Ford Crown Victoria
It so happens that one of the most unifying vehicles on the road is one of the most popular and longest-lasting – the Ford Crown Victoria. Built-in some way for more than three decades, the Panther Platform on which Crown Vic resides has been used as a fleet vehicle for law enforcement and taxi companies for years, and their drivers love them – particularly cabbies. Although their reliability and durability have been demonstrated across America, Crown Victoria’s maintenance costs are fairly low, making it a great option for large, affordable, and reliable all-American engines.
Even though the Ford F-150 is the best-selling new vehicle in the U.S. month after month, there are still some seasoned ones on the road racking up a mile.
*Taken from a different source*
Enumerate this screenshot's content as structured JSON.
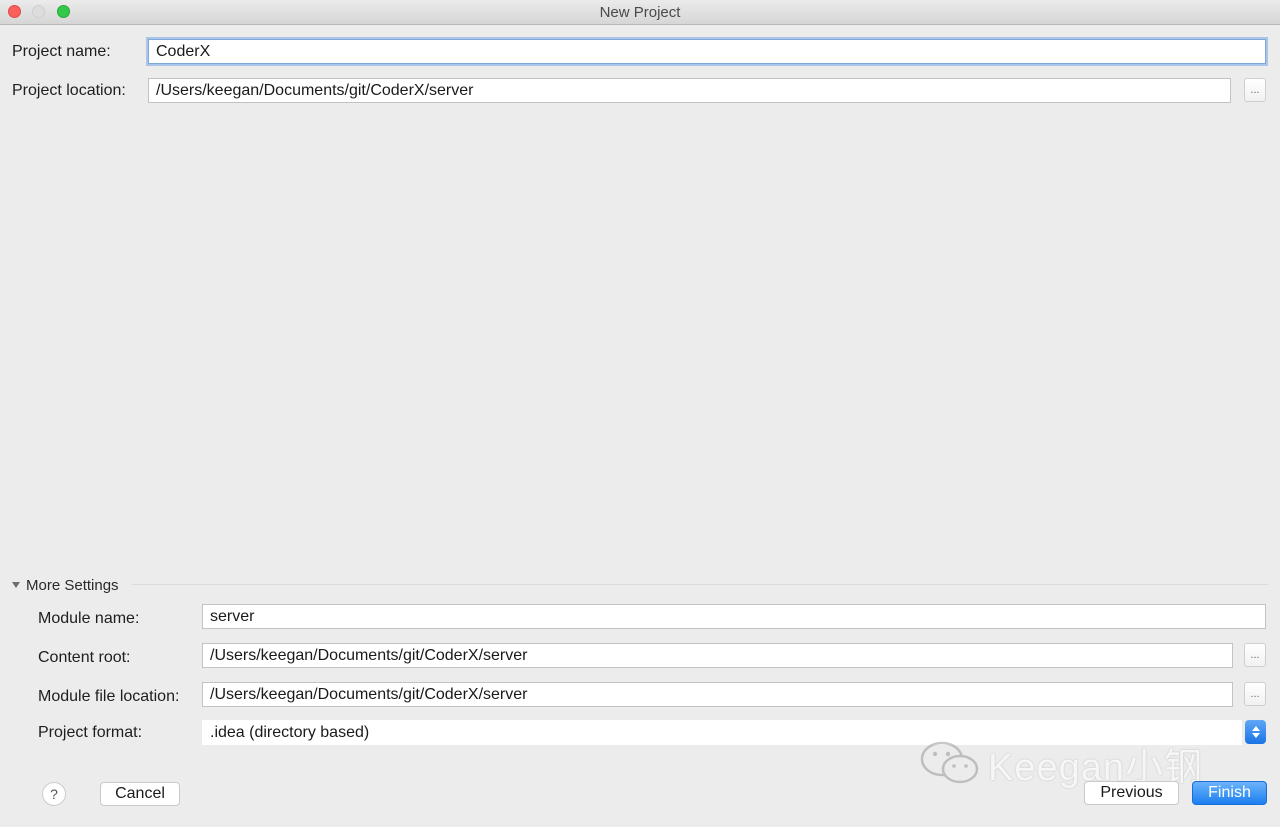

Longevity may depend on the engine and maintenance, but most of the varieties – from 300 cubic inch straight six to 5.4 liter modular V8 – may easily see 200,000 miles of daily maintenance. F-150 repairs are also cheap, with average costs of less than $150.
Of all the vehicles on American roads constructed after 1981 in 2015, 2,5% with more than 200,000 miles were Toyota Tacomas. Coined ‘invincible’ by the men of Top Gear, Tacoma (Hilux in the U.S.) is a vehicle that appears to keep going no matter what. Here is an example of a 1996 model reaching 600,000 miles on its original engine and transmission.
The Honda Accord is a timepiece of a vehicle that likes to keep driving, proof of a million miles away from Joe. Joe brought his early 90s Accord to nearly a million miles with basic daily maintenance. If you decided to try your high mileage legs too, you wouldn’t damage your wallet much as the annual maintenance cost of the Honda Accord is approximately $235. Not all Accords are created equal, however, as some of the 2003 and 2004 models are known for transmission failures, so be careful before buying any variety.
Built-in the same way as the Accord, the Camry is another bastion of durability and longevity. For a lot of models from different generations and more than 200,000 miles, it’s hard to match Camry’s clock-like reliability. The model years 2012 to 2014.5 are particularly strong, as Toyota has placed a lot of energy into the redesign. Thinking about getting one for yourself, huh? Find out this helpful 2012 Toyota Camry Buyer Guide.
Complete disclaimer, I own the Name right now and have owned three others in the past. From the humble 2.2 liter flat-four found in older base models to the soft yet powerful 3.0-liter flat-six found in later Outback and R sedans, Legacy is a tough-as-nails car with plenty of life expectancy – as long as you pay attention to it. Timing belt replacements for four-cylinder models are important, as are inspections and rapid repairs of all components of the AWD system. Whether you can keep up with daily maintenance, you’re going to have a fantastic all-weather, long-distance vehicle in the Subaru Legacy.